#### RAW DATA

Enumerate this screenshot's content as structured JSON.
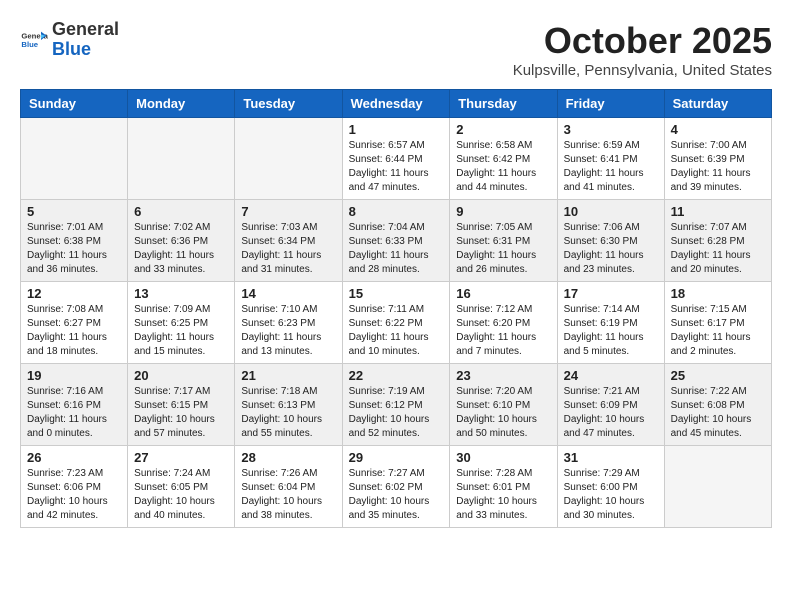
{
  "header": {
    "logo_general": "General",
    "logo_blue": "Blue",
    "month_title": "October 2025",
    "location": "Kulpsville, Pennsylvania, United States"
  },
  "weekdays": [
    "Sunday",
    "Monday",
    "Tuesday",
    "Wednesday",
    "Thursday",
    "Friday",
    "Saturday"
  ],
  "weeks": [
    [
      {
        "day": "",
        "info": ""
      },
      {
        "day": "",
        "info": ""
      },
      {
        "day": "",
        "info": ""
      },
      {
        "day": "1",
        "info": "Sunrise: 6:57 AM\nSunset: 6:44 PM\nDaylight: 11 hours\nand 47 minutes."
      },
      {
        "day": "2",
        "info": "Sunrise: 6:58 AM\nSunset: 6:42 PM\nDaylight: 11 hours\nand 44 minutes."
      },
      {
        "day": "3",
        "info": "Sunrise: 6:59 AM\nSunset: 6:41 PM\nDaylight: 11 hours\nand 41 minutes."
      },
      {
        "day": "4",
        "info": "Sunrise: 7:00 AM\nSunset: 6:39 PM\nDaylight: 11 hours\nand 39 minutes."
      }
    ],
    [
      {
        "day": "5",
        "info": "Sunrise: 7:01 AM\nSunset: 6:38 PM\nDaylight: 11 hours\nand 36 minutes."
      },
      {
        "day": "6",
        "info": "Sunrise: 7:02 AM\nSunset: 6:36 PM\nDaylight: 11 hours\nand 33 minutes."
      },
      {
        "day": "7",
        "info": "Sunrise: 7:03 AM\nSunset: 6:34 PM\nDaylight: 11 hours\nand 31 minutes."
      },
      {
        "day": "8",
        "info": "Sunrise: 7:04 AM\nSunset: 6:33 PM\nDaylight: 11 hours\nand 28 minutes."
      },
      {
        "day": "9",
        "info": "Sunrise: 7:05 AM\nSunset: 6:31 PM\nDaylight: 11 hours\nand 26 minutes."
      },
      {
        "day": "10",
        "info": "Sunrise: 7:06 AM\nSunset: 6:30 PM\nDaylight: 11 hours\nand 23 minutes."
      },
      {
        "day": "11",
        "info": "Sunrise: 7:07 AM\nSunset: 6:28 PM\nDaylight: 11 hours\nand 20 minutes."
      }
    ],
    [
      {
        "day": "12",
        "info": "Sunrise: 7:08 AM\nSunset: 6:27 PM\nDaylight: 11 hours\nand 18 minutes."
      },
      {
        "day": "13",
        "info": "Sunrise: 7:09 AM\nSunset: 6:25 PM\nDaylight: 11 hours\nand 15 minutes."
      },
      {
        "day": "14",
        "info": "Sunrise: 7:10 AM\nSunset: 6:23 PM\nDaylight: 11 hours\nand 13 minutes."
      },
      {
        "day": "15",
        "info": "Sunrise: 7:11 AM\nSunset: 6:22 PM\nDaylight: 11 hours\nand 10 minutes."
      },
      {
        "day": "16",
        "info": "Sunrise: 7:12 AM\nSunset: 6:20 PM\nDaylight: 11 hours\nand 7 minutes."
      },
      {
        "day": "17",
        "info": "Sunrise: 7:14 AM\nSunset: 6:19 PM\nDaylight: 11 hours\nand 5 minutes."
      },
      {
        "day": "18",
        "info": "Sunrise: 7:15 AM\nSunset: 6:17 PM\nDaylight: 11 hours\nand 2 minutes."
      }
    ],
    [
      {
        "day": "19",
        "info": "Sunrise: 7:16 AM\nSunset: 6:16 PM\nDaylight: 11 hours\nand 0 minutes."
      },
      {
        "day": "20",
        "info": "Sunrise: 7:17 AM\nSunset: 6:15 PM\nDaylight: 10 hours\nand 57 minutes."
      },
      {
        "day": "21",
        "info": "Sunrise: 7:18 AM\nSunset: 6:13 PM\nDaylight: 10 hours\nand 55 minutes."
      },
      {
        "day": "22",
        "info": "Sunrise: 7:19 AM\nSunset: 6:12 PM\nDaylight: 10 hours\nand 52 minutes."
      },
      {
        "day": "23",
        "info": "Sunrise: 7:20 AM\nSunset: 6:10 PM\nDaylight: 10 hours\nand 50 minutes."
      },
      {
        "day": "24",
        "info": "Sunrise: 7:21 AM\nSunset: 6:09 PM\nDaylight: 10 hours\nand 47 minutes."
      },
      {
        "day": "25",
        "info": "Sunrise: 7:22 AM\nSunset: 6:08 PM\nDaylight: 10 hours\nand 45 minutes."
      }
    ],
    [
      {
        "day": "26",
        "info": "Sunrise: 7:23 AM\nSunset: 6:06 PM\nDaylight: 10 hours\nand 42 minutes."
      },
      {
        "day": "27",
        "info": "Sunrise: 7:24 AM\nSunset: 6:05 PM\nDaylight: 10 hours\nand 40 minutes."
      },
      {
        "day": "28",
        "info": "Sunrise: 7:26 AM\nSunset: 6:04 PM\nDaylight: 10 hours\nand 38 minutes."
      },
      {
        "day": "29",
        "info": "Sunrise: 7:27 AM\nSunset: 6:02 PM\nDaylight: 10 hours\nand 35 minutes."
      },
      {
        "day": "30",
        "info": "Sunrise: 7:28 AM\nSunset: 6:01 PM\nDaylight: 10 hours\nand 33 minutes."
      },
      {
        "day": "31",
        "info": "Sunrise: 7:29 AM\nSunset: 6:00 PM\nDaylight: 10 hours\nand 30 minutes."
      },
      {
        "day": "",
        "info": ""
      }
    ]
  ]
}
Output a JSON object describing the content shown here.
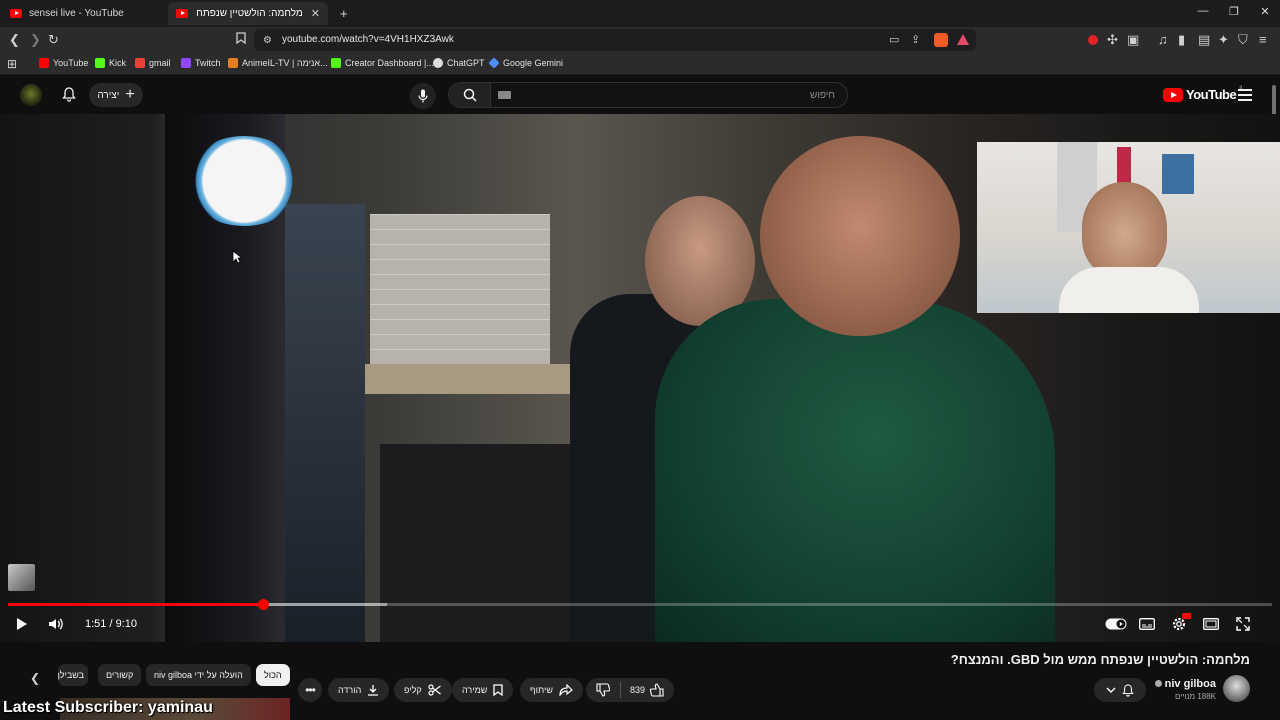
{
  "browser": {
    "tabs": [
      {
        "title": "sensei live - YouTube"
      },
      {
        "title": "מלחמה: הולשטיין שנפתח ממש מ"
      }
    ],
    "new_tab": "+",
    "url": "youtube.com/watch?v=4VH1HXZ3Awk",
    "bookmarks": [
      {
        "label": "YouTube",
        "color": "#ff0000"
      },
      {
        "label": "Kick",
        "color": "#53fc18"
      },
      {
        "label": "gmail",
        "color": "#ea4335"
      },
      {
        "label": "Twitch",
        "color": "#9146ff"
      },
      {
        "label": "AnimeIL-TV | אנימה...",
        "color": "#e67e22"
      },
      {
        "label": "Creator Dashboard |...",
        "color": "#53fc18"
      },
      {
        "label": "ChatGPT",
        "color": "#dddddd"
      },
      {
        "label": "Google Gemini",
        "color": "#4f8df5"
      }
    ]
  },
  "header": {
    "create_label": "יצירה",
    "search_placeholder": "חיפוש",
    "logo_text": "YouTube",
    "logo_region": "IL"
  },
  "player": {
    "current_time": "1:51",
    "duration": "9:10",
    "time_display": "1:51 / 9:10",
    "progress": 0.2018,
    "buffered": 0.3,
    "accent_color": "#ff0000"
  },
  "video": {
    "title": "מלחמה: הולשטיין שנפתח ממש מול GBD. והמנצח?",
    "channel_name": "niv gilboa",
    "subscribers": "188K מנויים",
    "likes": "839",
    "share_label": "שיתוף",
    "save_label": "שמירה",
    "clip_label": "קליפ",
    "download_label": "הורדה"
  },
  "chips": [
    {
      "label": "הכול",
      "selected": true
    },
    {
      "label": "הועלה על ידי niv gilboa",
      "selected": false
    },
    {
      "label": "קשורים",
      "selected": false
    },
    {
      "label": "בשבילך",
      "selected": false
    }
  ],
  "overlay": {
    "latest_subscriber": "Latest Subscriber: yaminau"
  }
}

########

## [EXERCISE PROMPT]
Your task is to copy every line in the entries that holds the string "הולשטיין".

## [OUTPUT]
        "title": "מלחמה: הולשטיין שנפתח ממש מ"
    "title": "מלחמה: הולשטיין שנפתח ממש מול GBD. והמנצח?",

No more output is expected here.